Books Without Borders

Link: Books Without Borders A bookseller recounts “My Life at the World’s Dumbest Bookstore Chain” – discovered by @Andrlik. In my youth I worked as a bookseller – at a large chain, then an indie.  This story, told from the perspective of a former employee, tells the sad tale of one chain’s demise. — — — … Continue reading Books Without Borders

From The New Yorker by Nicholas Schmidle Full Shortly after eleven o’clock on the night of May 1st, two MH-60 Black Hawk helicopters lifted off from Jalalabad Air Field, in eastern Afghanistan, and embarked on a covert mission into Pakistan to kill Osama bin Laden. Inside the aircraft were twenty-three Navy SEALs from Team Six, which is officially known as the Naval Special Warfare Development Group, or DEVGRU. A Pakistani-American translator, whom I will call Ahmed, and a dog named Cairo—a Belgian Malinois—were also aboard. It was a moonless evening, and the helicopters’ pilots, wearing night-vision goggles, flew without lights over mountains that straddle the border with Pakistan. Radio communications were kept to a minimum, and an eerie calm settled inside the aircraft… Read Later -»

Getting Bin Laden: What happened that night in Abbottabad.

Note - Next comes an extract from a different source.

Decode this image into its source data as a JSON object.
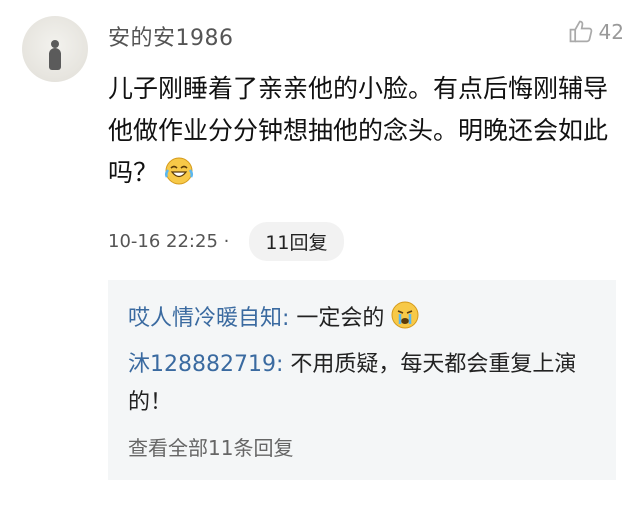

Watching the film was a fun and interesting challenge for me: on one hand, I read film like a text, as I sometimes like to wear a film critic’s hat; on the other, I personally know some of the ‘stars’ of the film and seeing David Carr and Brian Stelter on screen was great, but also a bit surreal. I would imagine that any New York media person (whether journalist or PR person who has worked with any of the film’s narrators) had similar thoughts while watching this film. But to applaud the film based on knowing the social actors doesn’t do the film justice, so this ‘review’ looks at “Page One” through an expository mode of representation lens, which is meant to highlight a) how to read documentary film, b) how this film uses a the expository mode of representation to push its agenda and from that, c) can documentary film be objective?

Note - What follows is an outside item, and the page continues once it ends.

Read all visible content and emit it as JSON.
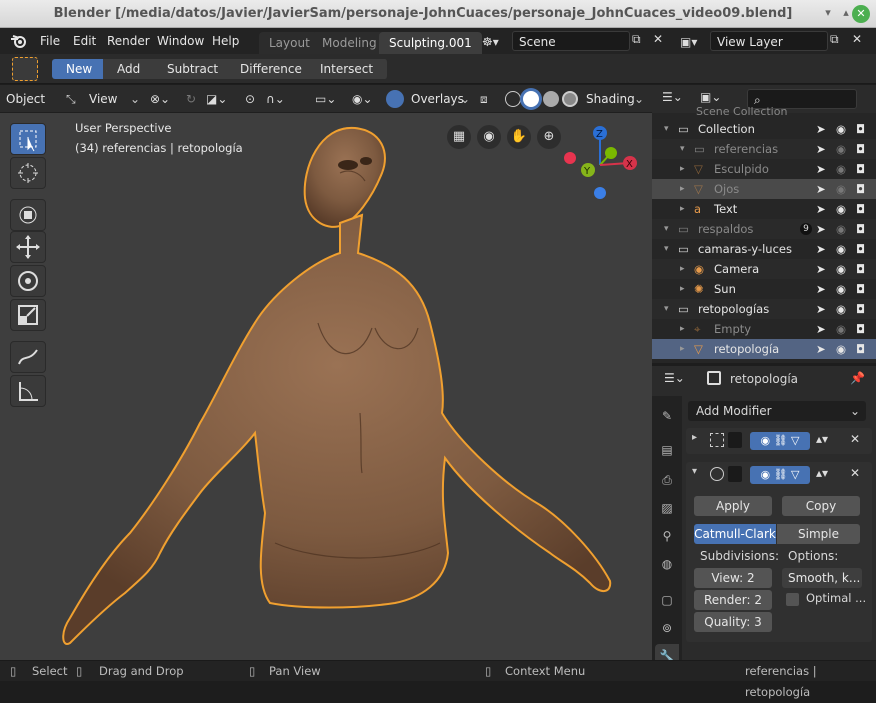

Critical Analysis of “Page One: Inside the New York Times”

Urban Exploring in NYC July 29, 2007By BEN GIBBERD  JOE ANASTASIO, a slim, dark-haired Web designer for a Wall Street publishing company, was standing outside Madison Square Garden, dressed in black work boots, a torn blue check shirt and a bomber jacket. It was a brisk Sunday morning in the spring, and among the swirl of tourists clutching maps and hockey fans in Rangers jerseys, he might easily have been mistaken for a Metropolitan Transportation Authority track worker heading to a shift. That is how Mr. Anastasio likes it. A 33-year-old native of Astoria, Queens, he is an urban explorer, to use a term he and his fellow adventurers accept somewhat wearily, along with urban spelunker, infiltrator, hacker and guerilla urbanist. Urban explorers, a highly disparate, loosely knit group, share an obsession with uncovering the hidden city that lies above and below the familiar one all around them. And especially during the summer, they are out in full force. Alone and with cohorts, Mr. Anastasio has crawled, climbed and sometimes simply brazenly walked into countless train tunnels, abandoned subway stations, rotting factories, storm drains, towers, decaying hospitals and other shadowy remnants of the city’s infrastructure the authorities would rather he did not enter. Although he records his adventures on his Web site,, anonymity is, for him, a necessary tool. A few minutes later on this Sunday morning, Mr. Anastasio was joined by a Korean woman in her 20s named Miru Kim, who with her delicate looks and glossy, shoulder-length black hair offered a striking contrast to Mr. Anastasio’s grizzled appearance. The two headed off, bound for the netherworld beneath their feet. A few blocks west, they looked around cautiously. Several trucks were parked behind a wire mesh fence, its gate wide open, but no one seemed about. Beyond the fence lay an entrance to the Amtrak tunnels that run north-south along the West Side. They stepped through the gate and headed for the tunnel’s mouth.

NY Times: Children of Darkness